Charon and Psyche:
In the story of Cupid and Psyche, Psyche must journey to the underworld as part of her tasks set by Venus. She is advised to carry two coins in her mouth to pay Charon for the journey to and from the underworld.
Charon and Orpheus:
Charon appears in the story of Orpheus, who journeyed to the underworld to retrieve his wife, Eurydice. Orpheus used his musical talents to charm Charon, who then agreed to ferry him across the Styx.
How did Charon become the ferryman?
- The ancient Greeks believed Charon to be the son of Erebus (the god of darkness) and Nyx (the goddess of night). However, there isn't a specific myth that details how he became the ferryman of the underworld.
Where does the ferryman take you?
- In Greek mythology, Charon ferries the souls of the deceased across the rivers Styx and Acheron to the underworld, ruled by Hades.
What is a ferryman?
- A ferryman is a person who operates a ferry, a boat or ship for conveying passengers and goods, especially over a relatively short distance and as a regular service. In mythological contexts, ferrymen often transport souls to the afterlife.
What is the ferryman archetype?
- The archetype of the ferryman is a figure who guides individuals across a significant boundary or transition. In mythology, this often refers to the boundary between life and death. The ferryman can represent a transformational journey or significant change.
Who pays the ferryman?
- In Greek mythology, the relatives of the deceased would place a coin (usually an obol or a danake) in or on the mouth of the deceased as Charon's payment.
Why do you have to pay the ferryman?
- The payment, or Charon’s obol, was a ritual offering to Charon to secure passage to the underworld.

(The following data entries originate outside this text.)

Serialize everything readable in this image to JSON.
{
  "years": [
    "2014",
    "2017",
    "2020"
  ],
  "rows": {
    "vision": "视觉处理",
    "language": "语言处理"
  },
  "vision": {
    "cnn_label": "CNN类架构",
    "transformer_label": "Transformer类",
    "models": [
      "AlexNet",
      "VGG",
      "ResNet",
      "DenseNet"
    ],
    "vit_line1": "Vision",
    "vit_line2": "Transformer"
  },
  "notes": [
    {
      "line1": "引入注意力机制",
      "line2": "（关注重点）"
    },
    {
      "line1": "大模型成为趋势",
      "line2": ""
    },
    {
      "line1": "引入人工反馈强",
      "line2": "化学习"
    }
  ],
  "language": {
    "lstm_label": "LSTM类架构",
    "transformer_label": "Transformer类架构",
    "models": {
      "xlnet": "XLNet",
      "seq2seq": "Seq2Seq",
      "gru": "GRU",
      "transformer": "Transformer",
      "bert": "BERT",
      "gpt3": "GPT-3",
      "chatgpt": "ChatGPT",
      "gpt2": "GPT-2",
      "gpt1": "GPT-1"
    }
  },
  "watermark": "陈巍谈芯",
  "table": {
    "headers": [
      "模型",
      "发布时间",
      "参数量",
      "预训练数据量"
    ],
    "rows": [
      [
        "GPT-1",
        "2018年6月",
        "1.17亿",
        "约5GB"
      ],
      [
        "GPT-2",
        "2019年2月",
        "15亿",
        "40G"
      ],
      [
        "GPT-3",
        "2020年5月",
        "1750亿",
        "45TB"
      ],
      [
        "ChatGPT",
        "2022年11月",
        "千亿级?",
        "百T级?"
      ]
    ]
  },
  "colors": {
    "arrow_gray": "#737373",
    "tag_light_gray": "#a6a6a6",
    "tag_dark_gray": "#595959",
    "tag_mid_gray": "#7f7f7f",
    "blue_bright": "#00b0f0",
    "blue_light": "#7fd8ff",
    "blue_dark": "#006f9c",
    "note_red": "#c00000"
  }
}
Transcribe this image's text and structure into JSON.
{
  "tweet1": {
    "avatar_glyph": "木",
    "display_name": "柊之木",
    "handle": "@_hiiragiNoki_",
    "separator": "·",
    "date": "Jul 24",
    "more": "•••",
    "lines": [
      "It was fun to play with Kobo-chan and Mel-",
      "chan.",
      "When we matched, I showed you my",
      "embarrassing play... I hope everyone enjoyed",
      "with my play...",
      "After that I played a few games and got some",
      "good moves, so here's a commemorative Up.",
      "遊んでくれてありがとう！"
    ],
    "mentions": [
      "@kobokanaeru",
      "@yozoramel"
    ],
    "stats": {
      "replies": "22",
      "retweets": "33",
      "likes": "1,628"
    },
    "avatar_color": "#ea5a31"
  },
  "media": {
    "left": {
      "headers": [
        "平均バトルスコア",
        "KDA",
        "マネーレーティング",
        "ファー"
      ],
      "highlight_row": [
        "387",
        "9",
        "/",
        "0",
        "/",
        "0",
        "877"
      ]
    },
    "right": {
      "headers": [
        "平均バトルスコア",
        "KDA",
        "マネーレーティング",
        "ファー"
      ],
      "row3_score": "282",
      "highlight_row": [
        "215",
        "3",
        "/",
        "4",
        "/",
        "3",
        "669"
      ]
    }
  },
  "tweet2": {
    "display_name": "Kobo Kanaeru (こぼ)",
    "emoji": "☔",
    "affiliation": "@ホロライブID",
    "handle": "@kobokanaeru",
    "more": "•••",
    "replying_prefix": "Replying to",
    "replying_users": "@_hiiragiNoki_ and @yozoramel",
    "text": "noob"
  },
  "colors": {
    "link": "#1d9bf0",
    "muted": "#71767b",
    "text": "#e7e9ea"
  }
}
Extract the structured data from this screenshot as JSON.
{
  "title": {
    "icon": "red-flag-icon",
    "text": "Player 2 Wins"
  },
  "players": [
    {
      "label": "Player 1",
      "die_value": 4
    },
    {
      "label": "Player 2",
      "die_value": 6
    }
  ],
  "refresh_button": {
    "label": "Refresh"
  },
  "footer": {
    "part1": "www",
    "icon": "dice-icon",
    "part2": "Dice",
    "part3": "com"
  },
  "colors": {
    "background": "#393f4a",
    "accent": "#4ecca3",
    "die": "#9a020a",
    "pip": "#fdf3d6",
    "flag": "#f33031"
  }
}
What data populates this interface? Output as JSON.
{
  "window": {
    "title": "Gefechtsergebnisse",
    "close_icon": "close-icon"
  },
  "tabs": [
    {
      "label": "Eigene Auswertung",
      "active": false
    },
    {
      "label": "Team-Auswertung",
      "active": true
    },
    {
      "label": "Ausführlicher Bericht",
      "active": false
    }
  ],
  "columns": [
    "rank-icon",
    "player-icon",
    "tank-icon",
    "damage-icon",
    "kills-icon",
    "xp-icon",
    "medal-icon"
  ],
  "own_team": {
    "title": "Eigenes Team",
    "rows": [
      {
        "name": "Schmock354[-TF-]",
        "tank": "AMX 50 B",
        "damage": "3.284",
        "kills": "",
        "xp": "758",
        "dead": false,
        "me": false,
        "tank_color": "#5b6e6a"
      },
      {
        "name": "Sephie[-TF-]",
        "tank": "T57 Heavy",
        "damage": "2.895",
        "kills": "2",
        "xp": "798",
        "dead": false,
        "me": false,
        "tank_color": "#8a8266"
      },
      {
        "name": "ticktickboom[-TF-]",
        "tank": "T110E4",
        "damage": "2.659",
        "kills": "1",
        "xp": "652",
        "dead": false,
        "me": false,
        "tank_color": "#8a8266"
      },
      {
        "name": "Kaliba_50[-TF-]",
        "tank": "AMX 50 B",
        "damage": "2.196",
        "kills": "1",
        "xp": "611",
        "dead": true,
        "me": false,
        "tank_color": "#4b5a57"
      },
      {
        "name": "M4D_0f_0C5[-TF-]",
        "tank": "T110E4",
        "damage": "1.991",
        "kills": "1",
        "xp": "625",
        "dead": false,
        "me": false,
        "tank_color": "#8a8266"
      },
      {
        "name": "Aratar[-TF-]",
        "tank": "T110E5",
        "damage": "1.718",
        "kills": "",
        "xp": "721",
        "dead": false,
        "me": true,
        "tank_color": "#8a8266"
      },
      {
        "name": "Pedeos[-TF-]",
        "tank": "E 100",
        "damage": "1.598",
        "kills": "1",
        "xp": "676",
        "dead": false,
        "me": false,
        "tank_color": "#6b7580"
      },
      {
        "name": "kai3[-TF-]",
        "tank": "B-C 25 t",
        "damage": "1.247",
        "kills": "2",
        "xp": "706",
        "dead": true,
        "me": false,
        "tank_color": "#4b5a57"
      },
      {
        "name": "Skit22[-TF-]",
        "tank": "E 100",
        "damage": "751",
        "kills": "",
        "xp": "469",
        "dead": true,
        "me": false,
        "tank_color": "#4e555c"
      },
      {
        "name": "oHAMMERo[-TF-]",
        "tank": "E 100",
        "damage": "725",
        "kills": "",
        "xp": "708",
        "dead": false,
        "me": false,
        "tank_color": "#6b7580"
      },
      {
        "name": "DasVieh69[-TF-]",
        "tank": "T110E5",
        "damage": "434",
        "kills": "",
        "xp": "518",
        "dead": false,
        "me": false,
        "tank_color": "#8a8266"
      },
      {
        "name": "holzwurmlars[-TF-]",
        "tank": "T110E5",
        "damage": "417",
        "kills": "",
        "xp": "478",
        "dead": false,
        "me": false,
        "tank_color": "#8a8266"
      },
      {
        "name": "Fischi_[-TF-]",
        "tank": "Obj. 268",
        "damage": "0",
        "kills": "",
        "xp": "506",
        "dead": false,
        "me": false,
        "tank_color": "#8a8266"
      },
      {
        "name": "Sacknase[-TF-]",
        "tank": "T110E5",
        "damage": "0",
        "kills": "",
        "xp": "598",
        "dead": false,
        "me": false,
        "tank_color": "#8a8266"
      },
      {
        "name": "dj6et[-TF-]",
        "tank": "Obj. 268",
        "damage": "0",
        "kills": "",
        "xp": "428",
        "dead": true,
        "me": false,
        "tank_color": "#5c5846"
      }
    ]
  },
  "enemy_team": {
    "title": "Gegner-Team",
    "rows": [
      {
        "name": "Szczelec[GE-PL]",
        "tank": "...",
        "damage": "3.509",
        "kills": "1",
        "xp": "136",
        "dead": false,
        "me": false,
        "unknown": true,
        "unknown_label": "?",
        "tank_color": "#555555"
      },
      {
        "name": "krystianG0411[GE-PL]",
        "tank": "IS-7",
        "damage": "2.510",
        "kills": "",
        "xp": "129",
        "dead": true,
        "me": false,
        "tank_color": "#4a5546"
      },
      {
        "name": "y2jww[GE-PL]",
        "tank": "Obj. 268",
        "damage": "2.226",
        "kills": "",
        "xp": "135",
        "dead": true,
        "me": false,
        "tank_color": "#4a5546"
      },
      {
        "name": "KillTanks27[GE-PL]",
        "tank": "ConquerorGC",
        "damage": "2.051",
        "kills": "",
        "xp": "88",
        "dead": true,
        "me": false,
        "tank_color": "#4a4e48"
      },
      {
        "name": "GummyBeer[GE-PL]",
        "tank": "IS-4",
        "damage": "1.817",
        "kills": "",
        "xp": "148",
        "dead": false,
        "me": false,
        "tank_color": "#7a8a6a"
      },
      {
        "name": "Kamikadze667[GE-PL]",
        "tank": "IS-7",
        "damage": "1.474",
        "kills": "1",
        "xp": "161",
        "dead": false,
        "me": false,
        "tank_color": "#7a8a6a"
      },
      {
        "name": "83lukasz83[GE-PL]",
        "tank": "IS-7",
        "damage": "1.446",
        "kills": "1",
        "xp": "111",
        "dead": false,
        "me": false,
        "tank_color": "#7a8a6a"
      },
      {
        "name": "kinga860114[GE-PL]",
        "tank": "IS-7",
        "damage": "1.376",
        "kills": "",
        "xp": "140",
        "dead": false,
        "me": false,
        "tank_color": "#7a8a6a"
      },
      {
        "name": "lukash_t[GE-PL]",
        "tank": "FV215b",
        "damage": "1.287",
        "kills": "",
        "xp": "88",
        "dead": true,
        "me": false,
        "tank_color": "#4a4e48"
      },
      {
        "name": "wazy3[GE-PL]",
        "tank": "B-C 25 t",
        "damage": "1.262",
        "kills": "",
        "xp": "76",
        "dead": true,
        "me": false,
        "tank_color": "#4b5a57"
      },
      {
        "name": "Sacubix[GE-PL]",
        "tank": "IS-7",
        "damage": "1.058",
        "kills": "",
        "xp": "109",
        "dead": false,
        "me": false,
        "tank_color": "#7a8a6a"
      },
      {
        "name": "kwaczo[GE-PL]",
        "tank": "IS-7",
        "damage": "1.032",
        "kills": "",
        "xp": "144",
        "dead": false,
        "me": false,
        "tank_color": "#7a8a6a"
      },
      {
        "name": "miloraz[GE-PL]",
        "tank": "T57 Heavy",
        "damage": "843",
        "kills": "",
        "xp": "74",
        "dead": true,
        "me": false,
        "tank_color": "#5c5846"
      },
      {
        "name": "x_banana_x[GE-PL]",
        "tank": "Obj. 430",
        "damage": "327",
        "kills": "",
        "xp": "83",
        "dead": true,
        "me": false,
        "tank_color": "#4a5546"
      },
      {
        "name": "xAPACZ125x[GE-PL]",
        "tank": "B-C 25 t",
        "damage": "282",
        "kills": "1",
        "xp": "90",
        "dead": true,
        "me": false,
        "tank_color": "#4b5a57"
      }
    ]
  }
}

Without this payment, it was believed that the soul would be left to wander on the banks of the river for a hundred years.
What does the ferryman do?
- The ferryman, in the context of mythology, primarily transports the souls of the deceased across a river or body of water that separates the world of the living from the world of the dead.
What happens if you don't pay the ferryman?
- If Charon was not paid, the soul would be forced to wander the shores of the river for a hundred years.
How much do you pay the ferryman?
- The payment for Charon was typically an obol or a danake, types of coins used in ancient Greece.
What's the river with the ferryman?
- In Greek mythology, the ferryman Charon is associated with two rivers: the Styx and the Acheron. Both rivers are said to be located in the underworld.